A line belongs in the answer if it contains "background"; copy every such line from the entries below.

PROVIDED RECORDS:
════════════════════

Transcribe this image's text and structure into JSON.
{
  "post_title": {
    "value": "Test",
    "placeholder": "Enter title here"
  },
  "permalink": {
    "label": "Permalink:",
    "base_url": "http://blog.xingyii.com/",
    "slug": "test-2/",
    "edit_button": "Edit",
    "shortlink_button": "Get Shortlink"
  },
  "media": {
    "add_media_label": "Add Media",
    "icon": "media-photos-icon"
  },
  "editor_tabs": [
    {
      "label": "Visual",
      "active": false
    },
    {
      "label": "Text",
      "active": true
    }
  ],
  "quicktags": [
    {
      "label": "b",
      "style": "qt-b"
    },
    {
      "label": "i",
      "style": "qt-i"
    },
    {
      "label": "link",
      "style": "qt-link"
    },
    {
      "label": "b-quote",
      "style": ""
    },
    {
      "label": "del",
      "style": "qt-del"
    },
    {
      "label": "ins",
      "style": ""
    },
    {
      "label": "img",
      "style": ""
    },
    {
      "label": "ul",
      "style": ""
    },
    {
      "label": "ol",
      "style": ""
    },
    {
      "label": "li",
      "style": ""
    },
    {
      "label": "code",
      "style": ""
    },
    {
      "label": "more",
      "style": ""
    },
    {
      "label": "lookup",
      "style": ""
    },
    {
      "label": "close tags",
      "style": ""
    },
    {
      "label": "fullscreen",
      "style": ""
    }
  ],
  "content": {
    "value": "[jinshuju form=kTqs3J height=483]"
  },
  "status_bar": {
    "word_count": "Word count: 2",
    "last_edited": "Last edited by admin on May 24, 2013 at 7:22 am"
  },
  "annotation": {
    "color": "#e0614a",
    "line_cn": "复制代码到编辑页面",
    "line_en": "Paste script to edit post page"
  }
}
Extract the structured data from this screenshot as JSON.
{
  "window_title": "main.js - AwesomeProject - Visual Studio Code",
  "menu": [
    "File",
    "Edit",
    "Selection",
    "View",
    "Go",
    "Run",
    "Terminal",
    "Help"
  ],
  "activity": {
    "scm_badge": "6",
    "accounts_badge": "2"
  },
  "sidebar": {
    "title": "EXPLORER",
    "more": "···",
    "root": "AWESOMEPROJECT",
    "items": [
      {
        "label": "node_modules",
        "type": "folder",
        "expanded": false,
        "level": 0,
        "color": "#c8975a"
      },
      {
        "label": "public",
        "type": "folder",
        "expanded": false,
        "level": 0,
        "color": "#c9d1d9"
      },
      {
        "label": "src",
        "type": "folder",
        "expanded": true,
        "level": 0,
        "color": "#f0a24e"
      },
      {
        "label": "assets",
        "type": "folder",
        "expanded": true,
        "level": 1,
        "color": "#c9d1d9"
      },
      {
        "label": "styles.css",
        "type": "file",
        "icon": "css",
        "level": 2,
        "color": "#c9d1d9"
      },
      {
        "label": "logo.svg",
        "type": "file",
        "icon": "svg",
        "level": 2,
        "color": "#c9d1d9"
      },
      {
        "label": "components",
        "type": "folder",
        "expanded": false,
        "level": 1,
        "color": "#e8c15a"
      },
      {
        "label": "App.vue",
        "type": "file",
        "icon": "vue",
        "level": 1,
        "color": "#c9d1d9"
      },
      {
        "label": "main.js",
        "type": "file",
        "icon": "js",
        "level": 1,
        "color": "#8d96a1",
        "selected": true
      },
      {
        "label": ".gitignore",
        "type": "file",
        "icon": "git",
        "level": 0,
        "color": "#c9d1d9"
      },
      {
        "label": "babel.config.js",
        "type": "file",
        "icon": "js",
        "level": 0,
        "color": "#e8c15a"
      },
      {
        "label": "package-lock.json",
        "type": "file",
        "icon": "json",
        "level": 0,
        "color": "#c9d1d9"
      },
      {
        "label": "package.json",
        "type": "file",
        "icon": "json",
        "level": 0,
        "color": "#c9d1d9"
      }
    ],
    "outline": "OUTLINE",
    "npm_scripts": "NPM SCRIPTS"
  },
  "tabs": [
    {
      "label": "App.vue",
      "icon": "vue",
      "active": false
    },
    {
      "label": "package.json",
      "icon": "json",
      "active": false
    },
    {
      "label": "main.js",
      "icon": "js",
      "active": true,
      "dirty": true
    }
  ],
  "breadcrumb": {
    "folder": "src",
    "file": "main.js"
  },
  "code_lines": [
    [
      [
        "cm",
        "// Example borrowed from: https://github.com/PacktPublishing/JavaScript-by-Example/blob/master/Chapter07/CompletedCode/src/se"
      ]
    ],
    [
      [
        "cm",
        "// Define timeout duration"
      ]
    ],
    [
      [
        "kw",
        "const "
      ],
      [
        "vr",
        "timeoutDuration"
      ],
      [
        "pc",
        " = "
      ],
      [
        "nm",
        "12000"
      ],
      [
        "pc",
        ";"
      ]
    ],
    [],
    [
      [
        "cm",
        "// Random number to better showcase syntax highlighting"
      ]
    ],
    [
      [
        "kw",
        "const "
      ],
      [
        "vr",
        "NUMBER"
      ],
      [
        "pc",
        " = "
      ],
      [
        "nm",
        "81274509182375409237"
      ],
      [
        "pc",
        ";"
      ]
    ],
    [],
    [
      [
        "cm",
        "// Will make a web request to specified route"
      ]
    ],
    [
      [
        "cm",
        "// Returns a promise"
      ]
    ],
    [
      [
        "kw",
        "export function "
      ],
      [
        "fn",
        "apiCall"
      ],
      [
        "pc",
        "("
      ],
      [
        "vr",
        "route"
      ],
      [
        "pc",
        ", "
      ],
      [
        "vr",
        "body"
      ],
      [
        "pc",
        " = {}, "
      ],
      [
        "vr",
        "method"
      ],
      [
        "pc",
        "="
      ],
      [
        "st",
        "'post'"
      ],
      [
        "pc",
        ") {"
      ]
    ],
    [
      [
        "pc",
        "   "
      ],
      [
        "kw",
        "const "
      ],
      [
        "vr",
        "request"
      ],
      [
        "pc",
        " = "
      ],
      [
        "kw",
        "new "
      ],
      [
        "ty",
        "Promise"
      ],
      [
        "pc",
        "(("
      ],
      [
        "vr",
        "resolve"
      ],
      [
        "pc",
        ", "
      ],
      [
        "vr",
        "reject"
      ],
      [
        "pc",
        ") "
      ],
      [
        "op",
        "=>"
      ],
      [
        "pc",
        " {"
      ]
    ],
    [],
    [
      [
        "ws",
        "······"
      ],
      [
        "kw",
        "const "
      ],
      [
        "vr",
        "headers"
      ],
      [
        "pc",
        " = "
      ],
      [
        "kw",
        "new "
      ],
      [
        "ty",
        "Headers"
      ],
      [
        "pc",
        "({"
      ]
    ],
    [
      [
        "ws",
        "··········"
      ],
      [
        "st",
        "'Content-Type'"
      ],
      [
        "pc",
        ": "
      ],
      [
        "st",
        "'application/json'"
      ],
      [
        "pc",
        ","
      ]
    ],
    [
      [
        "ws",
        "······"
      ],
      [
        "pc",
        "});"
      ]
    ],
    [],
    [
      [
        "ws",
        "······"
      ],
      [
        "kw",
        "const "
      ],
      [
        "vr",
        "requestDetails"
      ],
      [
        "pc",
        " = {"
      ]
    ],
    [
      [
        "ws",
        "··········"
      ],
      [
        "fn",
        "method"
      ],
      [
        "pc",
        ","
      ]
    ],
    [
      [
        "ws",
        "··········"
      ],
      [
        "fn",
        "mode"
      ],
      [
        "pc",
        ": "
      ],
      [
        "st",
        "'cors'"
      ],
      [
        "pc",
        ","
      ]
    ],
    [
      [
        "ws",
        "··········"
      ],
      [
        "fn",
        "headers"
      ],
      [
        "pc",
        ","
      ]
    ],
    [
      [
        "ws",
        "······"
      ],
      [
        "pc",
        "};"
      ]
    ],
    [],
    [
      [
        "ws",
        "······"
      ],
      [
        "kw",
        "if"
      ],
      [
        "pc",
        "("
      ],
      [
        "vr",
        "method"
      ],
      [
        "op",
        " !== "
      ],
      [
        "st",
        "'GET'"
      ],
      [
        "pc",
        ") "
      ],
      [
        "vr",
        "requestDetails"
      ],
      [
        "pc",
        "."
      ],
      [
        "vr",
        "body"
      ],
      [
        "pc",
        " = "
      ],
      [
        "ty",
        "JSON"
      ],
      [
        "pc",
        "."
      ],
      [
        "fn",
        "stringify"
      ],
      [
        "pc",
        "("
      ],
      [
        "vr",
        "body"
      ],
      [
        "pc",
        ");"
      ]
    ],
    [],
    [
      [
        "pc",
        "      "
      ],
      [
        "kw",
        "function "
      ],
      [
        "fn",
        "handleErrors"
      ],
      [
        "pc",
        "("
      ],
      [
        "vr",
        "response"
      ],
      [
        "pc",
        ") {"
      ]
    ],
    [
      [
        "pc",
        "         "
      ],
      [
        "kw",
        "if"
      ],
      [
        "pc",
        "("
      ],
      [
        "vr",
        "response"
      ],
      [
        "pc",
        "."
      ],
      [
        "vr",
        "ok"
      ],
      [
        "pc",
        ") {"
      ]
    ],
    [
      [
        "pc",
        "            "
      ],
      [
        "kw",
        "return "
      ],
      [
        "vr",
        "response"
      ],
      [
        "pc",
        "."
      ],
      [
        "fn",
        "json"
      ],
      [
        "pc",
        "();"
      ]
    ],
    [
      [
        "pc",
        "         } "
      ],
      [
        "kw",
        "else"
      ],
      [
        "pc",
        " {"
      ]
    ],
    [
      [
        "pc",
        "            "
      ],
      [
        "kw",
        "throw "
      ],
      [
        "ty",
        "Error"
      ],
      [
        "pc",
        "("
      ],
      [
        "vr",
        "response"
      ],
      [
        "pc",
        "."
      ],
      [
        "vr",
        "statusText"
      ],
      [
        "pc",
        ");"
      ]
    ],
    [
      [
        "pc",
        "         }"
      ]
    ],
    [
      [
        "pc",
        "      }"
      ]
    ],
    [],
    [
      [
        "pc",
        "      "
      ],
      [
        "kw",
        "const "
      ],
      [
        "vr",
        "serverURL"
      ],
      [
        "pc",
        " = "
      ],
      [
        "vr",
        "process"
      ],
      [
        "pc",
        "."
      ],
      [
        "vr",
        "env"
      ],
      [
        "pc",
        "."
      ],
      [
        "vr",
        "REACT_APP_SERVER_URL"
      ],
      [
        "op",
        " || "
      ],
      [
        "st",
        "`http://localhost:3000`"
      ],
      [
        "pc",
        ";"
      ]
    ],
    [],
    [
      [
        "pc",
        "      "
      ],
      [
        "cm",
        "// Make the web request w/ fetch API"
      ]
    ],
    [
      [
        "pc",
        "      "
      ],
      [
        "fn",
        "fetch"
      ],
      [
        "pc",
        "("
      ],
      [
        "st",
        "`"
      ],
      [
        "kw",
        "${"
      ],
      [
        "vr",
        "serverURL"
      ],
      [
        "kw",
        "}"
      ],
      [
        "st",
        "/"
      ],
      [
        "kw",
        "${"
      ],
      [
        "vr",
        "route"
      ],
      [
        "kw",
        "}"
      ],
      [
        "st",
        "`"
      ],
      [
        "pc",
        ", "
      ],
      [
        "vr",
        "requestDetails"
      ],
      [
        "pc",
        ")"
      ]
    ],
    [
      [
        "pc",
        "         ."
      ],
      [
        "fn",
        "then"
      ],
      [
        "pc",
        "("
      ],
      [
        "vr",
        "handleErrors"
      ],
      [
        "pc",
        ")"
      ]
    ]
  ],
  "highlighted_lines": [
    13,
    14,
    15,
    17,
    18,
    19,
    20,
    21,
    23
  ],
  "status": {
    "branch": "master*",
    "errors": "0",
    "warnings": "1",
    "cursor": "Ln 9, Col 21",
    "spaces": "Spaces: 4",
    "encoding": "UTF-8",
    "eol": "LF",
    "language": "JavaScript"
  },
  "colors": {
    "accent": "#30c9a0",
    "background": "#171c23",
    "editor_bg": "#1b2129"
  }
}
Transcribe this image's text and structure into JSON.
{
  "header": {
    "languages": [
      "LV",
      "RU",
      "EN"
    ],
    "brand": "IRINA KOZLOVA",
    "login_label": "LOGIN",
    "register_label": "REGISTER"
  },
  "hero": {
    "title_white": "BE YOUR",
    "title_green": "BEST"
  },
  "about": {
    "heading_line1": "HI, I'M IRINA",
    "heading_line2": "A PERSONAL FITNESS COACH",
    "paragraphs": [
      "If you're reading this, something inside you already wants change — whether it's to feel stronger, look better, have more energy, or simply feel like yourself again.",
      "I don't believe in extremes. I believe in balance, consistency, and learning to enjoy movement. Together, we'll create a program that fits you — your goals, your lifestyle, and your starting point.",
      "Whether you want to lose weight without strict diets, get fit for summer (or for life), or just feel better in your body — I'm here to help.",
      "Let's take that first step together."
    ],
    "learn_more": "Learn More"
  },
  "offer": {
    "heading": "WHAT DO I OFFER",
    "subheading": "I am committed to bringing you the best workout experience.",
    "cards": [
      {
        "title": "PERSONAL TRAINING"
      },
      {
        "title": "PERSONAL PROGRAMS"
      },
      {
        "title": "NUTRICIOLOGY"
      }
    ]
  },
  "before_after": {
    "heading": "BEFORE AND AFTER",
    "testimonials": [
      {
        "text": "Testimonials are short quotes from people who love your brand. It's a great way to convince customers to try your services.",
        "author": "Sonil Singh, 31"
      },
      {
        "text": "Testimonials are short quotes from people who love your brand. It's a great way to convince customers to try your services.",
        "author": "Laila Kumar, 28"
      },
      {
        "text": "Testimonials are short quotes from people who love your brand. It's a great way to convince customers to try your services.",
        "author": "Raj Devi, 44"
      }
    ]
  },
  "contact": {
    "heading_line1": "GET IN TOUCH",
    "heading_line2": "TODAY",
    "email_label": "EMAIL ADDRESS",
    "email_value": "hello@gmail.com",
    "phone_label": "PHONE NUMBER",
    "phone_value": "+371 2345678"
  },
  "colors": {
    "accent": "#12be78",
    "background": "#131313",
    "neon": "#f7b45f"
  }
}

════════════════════

RESULT OF THIS EXERCISE:
    "background": "#171c23",
    "background": "#131313",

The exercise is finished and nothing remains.